Pope St. John Paul II made this point very clearly when he wrote, “it is more necessary than ever for all the faithful to move from a faith of habit, sustained perhaps by social context alone, to a faith which is conscious and personally lived. The renewal of faith will always be the best way to lead others to the Truth that is Christ” (Ecclesia in America, no. 73). Since the Church has been saying for a long time that initial evangelization is always the “first thing,” we must put “first things first” again.
The topic of parish renewal demands that we are willing to stand in the tension of the Catholic “both/and.” We cannot let our passion for one aspect of renewal lead us to denigrate other crucial aspects. The three solutions above can be three pillars on which the stool of renewal can stand but none have the capacity on their own to be the silver bullet of renewal. We have a responsibility as parish leaders to build amazing cultures of formation and liturgical beauty AND do the slow, messy work of building relationships, initial evangelization, and preaching the kerygma to those who are not yet intentional disciples.
Truth, Beauty, or Goodness?
Faith, Hope, or Love?

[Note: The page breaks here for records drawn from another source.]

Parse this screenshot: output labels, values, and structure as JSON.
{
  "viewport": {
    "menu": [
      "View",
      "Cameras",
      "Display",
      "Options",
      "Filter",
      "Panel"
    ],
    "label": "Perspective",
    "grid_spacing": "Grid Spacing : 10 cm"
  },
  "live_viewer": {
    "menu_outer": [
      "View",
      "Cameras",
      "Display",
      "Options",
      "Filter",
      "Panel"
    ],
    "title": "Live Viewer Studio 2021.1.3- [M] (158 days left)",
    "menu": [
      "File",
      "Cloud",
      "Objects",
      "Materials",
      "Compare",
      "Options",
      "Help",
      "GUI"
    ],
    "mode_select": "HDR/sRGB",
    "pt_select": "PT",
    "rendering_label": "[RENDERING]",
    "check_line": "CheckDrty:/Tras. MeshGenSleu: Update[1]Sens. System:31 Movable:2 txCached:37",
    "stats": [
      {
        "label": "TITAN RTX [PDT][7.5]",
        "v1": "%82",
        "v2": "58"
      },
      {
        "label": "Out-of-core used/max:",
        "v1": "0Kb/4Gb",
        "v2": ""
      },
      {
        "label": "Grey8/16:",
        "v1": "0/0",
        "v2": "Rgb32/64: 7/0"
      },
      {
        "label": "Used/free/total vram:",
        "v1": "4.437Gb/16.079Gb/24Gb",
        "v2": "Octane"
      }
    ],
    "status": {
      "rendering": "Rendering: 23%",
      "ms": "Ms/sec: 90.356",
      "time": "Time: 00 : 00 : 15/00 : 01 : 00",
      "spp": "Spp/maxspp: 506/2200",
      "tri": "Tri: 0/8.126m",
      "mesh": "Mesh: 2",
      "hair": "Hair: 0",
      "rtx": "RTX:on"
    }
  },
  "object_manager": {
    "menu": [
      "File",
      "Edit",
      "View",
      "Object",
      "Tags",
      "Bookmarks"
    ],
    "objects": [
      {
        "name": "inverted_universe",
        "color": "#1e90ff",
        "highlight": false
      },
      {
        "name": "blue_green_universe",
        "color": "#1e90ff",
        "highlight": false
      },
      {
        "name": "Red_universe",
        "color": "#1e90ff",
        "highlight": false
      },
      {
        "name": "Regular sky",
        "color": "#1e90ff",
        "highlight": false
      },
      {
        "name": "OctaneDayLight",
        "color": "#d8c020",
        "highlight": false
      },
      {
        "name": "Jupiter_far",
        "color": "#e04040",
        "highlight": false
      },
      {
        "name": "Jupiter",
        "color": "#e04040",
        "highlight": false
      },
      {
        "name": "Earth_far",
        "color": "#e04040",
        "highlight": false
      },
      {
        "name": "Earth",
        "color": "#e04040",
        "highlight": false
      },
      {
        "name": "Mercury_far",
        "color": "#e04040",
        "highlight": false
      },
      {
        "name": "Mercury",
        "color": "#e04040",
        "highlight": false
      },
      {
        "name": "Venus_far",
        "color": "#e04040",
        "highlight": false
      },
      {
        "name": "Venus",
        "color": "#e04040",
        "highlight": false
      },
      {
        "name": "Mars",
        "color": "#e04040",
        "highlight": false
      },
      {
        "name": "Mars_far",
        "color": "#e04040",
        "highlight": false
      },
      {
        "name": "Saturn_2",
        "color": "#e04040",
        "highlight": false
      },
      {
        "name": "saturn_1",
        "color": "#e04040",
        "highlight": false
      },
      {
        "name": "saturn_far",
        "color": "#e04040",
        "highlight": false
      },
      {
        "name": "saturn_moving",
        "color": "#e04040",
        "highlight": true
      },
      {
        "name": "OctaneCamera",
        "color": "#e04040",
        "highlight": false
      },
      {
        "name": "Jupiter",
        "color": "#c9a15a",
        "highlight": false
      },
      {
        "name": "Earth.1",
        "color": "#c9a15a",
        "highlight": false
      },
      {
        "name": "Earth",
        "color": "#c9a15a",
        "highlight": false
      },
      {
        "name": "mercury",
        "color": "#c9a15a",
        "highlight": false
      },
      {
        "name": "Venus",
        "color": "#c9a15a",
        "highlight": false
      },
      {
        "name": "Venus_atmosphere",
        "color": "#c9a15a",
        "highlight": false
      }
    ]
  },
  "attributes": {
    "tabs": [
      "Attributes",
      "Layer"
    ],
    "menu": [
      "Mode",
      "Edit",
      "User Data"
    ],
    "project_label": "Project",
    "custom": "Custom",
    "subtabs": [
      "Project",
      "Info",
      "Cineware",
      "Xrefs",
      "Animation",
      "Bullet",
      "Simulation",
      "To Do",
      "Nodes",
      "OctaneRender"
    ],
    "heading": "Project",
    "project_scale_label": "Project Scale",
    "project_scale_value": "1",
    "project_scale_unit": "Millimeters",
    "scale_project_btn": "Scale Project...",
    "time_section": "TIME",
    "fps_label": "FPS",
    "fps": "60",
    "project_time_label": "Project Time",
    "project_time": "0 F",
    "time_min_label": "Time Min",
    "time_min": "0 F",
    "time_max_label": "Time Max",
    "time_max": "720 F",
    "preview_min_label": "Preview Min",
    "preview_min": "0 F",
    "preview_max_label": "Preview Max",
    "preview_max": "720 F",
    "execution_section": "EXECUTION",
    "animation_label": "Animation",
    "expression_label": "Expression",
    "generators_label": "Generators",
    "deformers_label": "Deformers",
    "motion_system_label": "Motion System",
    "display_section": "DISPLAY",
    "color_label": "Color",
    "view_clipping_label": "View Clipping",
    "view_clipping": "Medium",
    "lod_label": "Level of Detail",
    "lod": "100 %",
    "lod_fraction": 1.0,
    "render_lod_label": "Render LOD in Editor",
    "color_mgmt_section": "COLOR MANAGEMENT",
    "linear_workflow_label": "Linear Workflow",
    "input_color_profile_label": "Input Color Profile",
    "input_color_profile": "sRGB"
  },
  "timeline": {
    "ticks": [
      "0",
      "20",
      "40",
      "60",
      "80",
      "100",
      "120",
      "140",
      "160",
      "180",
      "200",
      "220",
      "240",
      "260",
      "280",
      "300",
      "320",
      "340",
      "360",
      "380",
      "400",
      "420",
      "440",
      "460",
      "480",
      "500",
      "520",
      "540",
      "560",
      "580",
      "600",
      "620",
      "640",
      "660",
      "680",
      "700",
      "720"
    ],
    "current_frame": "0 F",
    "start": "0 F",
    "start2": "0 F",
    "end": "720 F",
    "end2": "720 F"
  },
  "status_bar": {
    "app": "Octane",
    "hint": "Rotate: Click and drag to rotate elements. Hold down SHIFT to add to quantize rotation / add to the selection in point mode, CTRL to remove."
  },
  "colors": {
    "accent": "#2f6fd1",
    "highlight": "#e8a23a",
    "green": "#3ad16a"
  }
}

Holiness, Community, or Mission?
Discipleship, Catechesis, or Sacred Liturgy?
In the words of the Little Flower and echoing the expansive vision of Holy Mother Church, I say, “I choose all.”
Tim Glemkowski is an alumnus of Franciscan University of Steubenville and has his MA in Theology from the Augustine Institute. A frequent speaker at conferences and parish/diocesan events, he currently serves the Church as the president and founder of L’Alto Catholic Institute (laltocatholic.com) and the president and co-founder of Revive Parishes (reviveparishes.com). Tim is the author of the book, Made for Mission: Renewing Your Parish Culture (2019,) from Our Sunday Visitor.
 George Weigel, Evangelical Catholicism: Deep Reform in the 21st-Century Church (New York: Basic Books, 2013), 92-93.
This article originally appeared on pages 33-36 of the printed edition.